RECORDS FOR THIS EXERCISE:
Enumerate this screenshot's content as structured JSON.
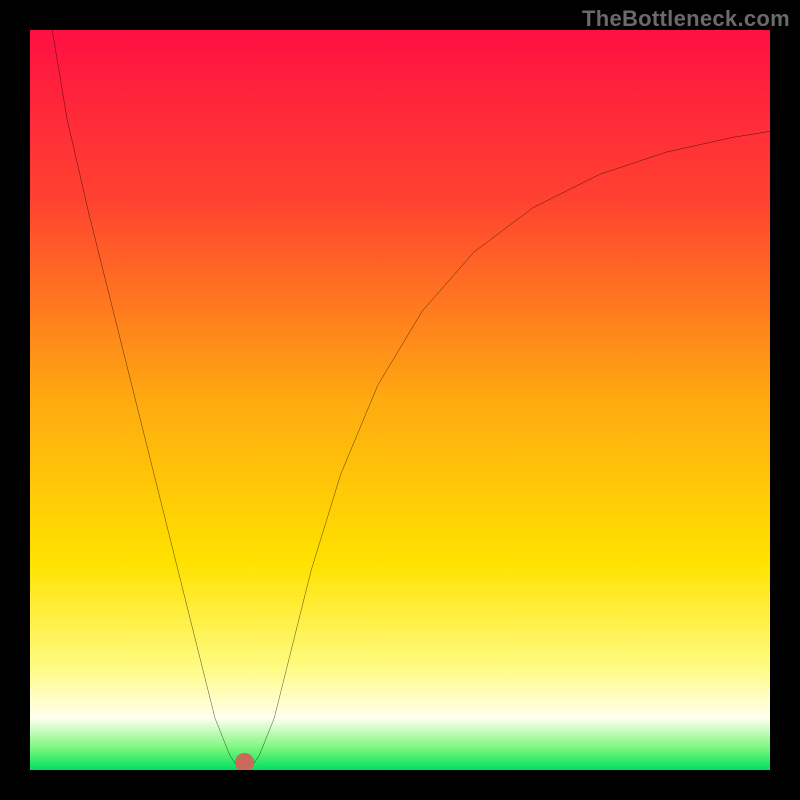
{
  "watermark": "TheBottleneck.com",
  "chart_data": {
    "type": "line",
    "title": "",
    "xlabel": "",
    "ylabel": "",
    "xlim": [
      0,
      100
    ],
    "ylim": [
      0,
      100
    ],
    "grid": false,
    "legend": false,
    "background_gradient": [
      {
        "pos": 0.0,
        "color": "#ff1042"
      },
      {
        "pos": 0.23,
        "color": "#ff4230"
      },
      {
        "pos": 0.5,
        "color": "#ffaa10"
      },
      {
        "pos": 0.72,
        "color": "#ffe200"
      },
      {
        "pos": 0.86,
        "color": "#fffb80"
      },
      {
        "pos": 0.93,
        "color": "#fffff0"
      },
      {
        "pos": 0.97,
        "color": "#7cf77c"
      },
      {
        "pos": 1.0,
        "color": "#00e060"
      }
    ],
    "series": [
      {
        "name": "bottleneck-curve",
        "color": "#000000",
        "x": [
          3,
          5,
          8,
          12,
          16,
          20,
          23,
          25,
          27,
          28,
          29,
          30,
          31,
          33,
          35,
          38,
          42,
          47,
          53,
          60,
          68,
          77,
          86,
          95,
          100
        ],
        "y": [
          100,
          88,
          75,
          59,
          43,
          27,
          15,
          7,
          2,
          0.5,
          0,
          0.5,
          2,
          7,
          15,
          27,
          40,
          52,
          62,
          70,
          76,
          80.5,
          83.5,
          85.5,
          86.3
        ]
      }
    ],
    "markers": [
      {
        "name": "optimal-point",
        "x": 29,
        "y": 1,
        "color": "#c96a5a",
        "r": 1.3
      }
    ]
  }
}
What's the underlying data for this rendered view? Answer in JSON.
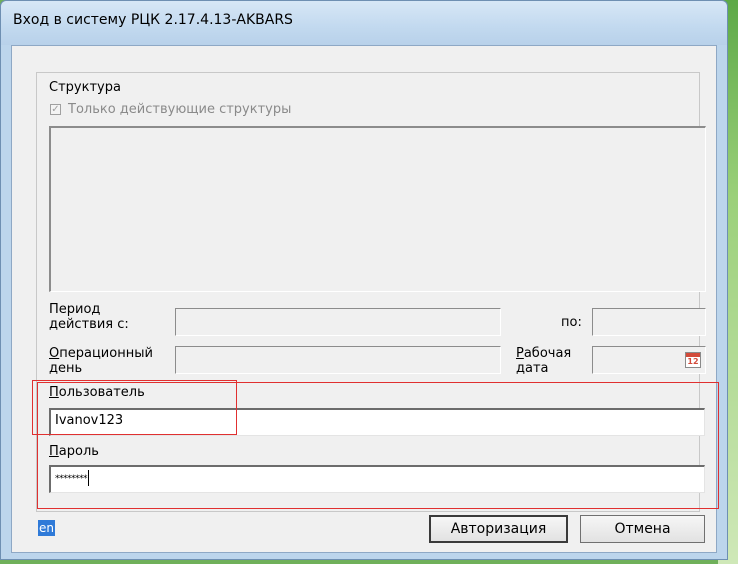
{
  "window": {
    "title": "Вход в систему РЦК 2.17.4.13-AKBARS"
  },
  "structure": {
    "label": "Структура",
    "checkbox_label": "Только действующие структуры",
    "checkbox_checked": true
  },
  "period": {
    "from_label_line1": "Период",
    "from_label_line2": "действия с:",
    "to_label": "по:"
  },
  "operational_day": {
    "label_line1_rest": "перационный",
    "label_line1_key": "О",
    "label_line2": "день"
  },
  "work_date": {
    "label_line1_key": "Р",
    "label_line1_rest": "абочая",
    "label_line2": "дата",
    "icon_number": "12"
  },
  "user": {
    "label_key": "П",
    "label_rest": "ользователь",
    "value": "Ivanov123"
  },
  "password": {
    "label_key": "П",
    "label_rest": "ароль",
    "value": "********"
  },
  "footer": {
    "lang": "en",
    "auth_button": "Авторизация",
    "cancel_button": "Отмена"
  },
  "colors": {
    "annotation": "#e03030",
    "window_frame": "#bcd5ec",
    "desktop": "#6fb05a"
  }
}
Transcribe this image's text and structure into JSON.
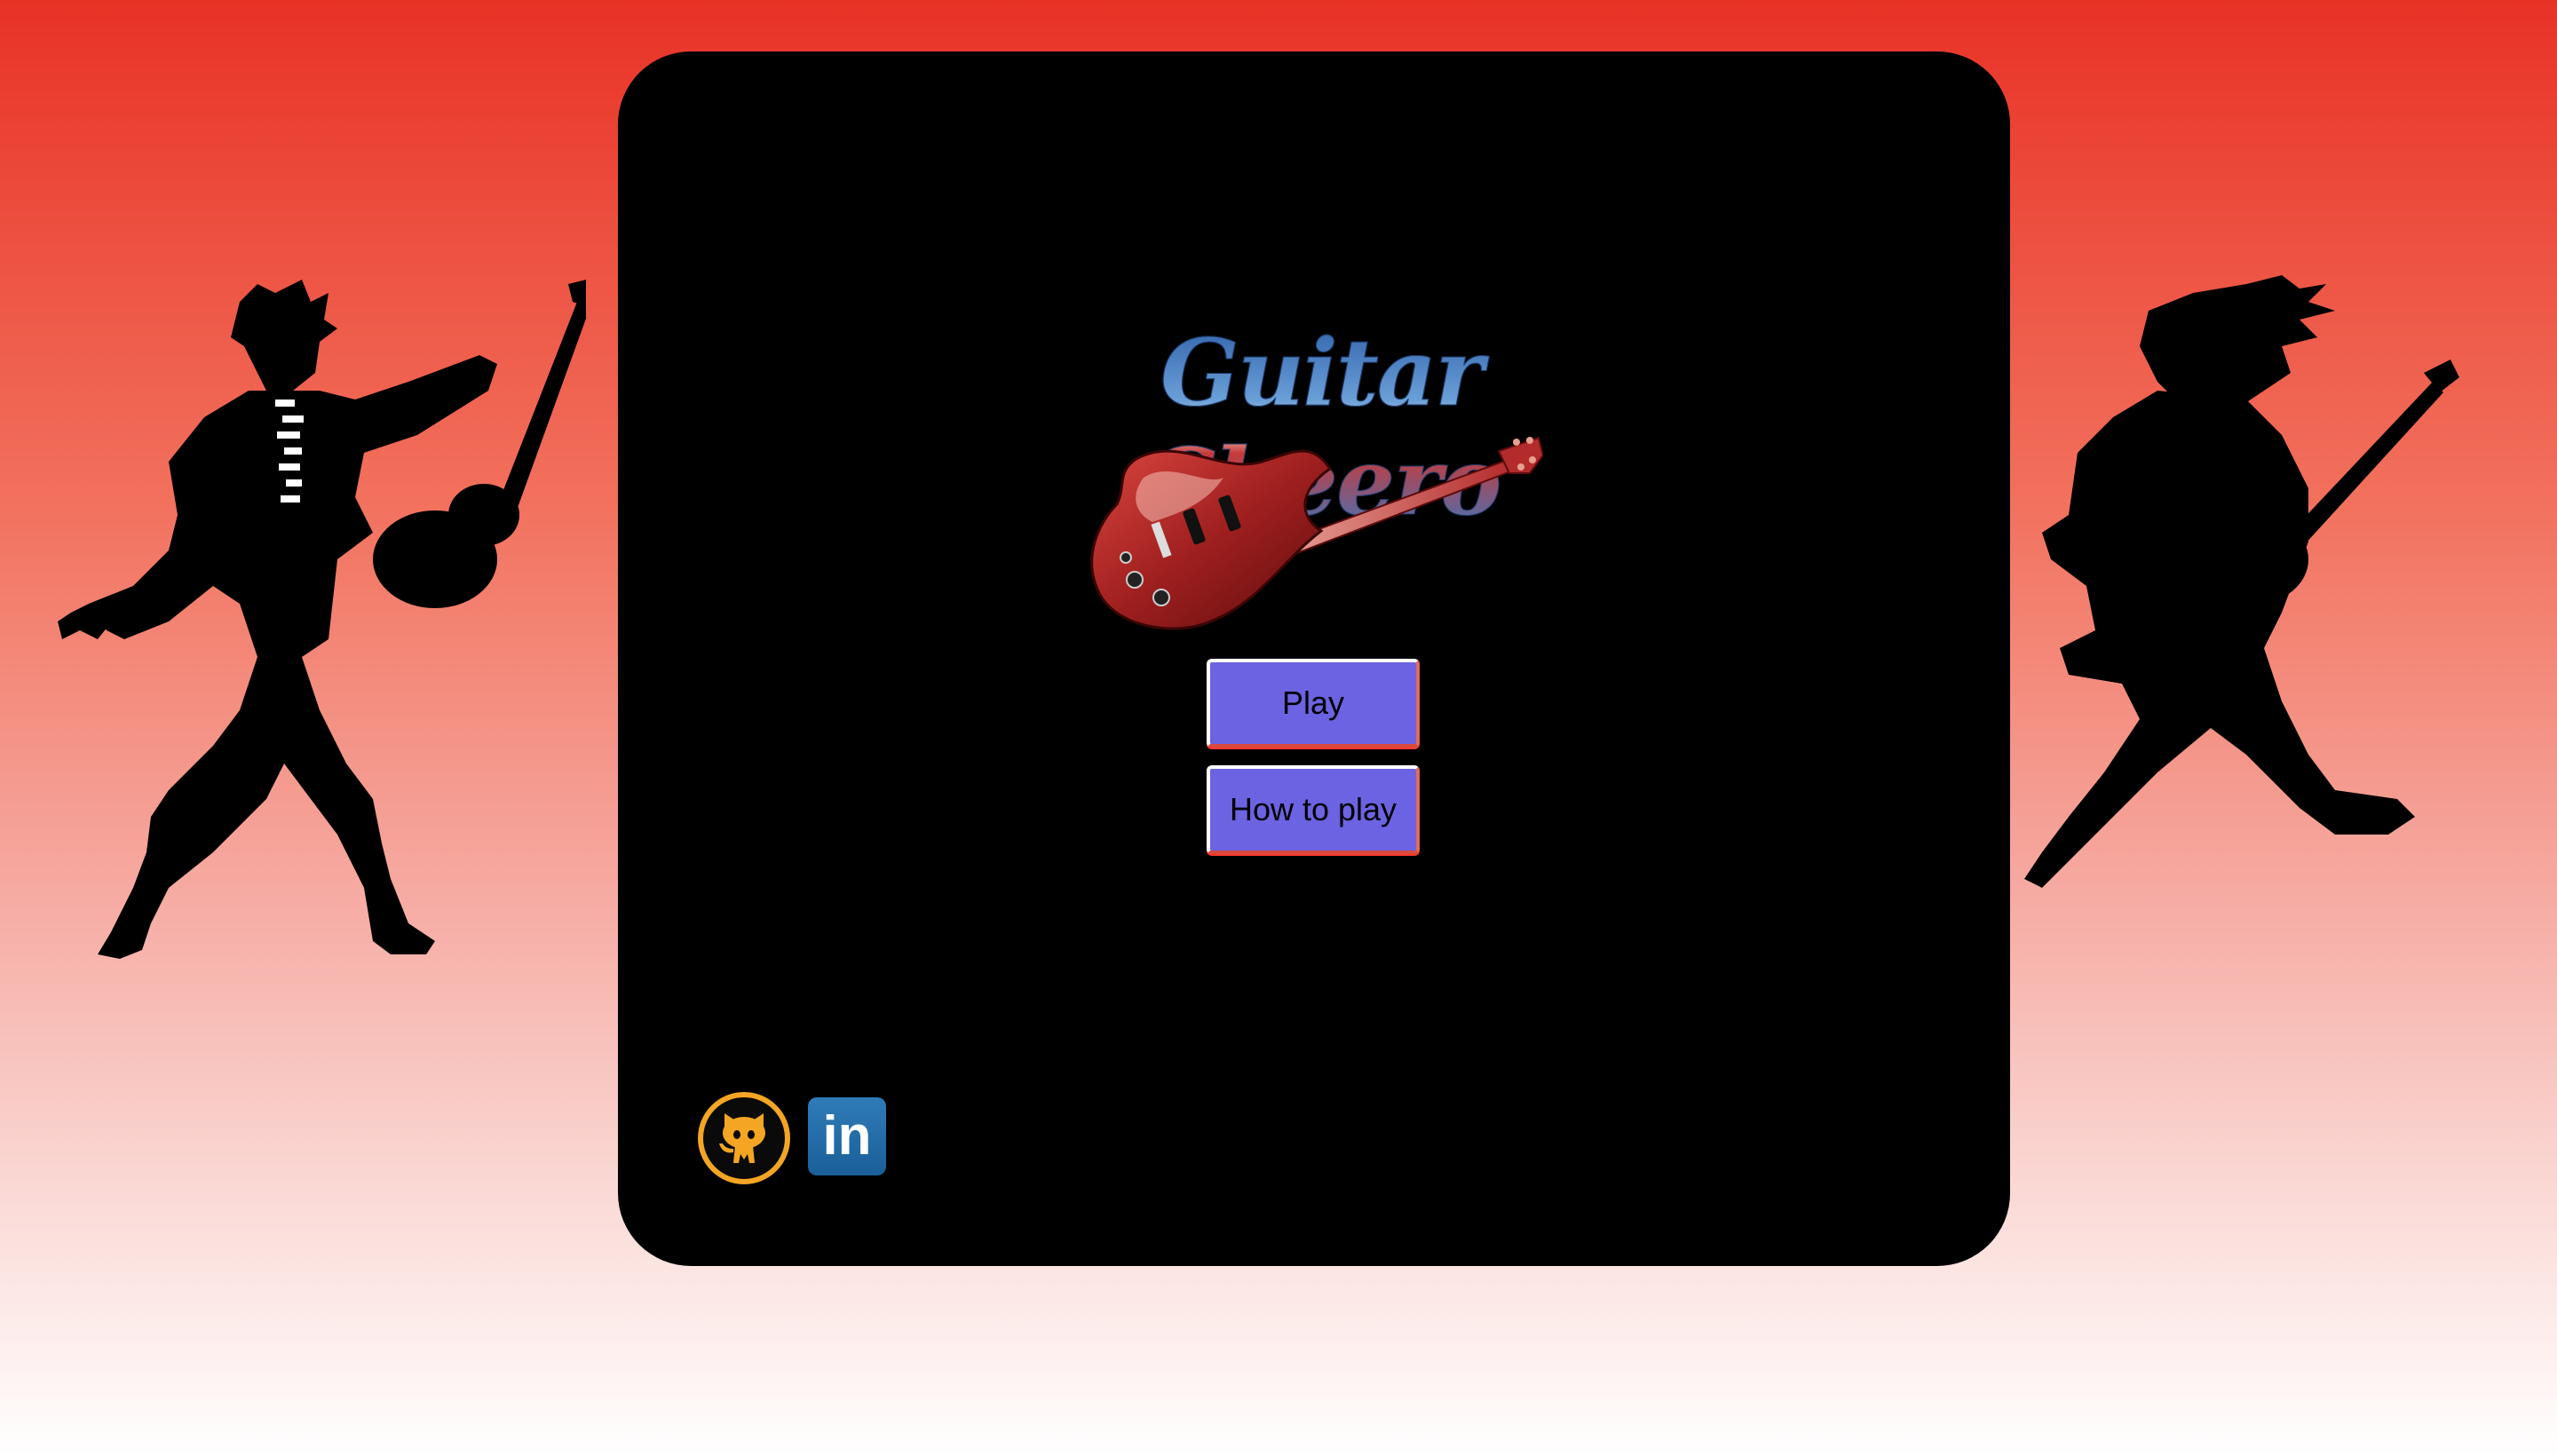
{
  "app": {
    "title": "Guitar Cheero"
  },
  "menu": {
    "play_label": "Play",
    "how_to_play_label": "How to play"
  },
  "social": {
    "github_icon": "github-octocat-icon",
    "linkedin_label": "in"
  },
  "colors": {
    "background_top": "#e83226",
    "background_bottom": "#ffffff",
    "panel": "#000000",
    "button_fill": "#6b63e2",
    "github_ring": "#f3a523",
    "linkedin_blue": "#1a5f98"
  }
}
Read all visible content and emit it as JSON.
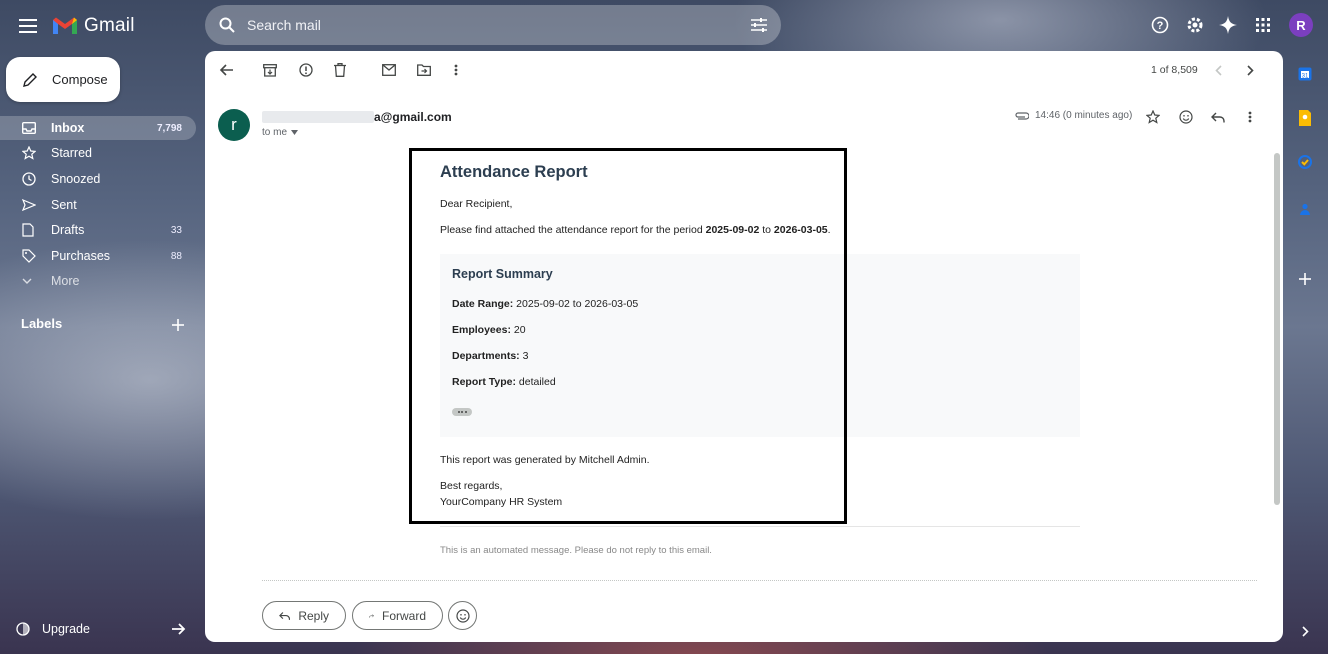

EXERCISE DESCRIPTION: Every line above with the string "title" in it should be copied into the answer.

RESPONSE AREA:
    "title": "",
    "title": "Вход в систему РЦК 2.17.4.13-AKBARS"
    "title": "Guitar Cheero"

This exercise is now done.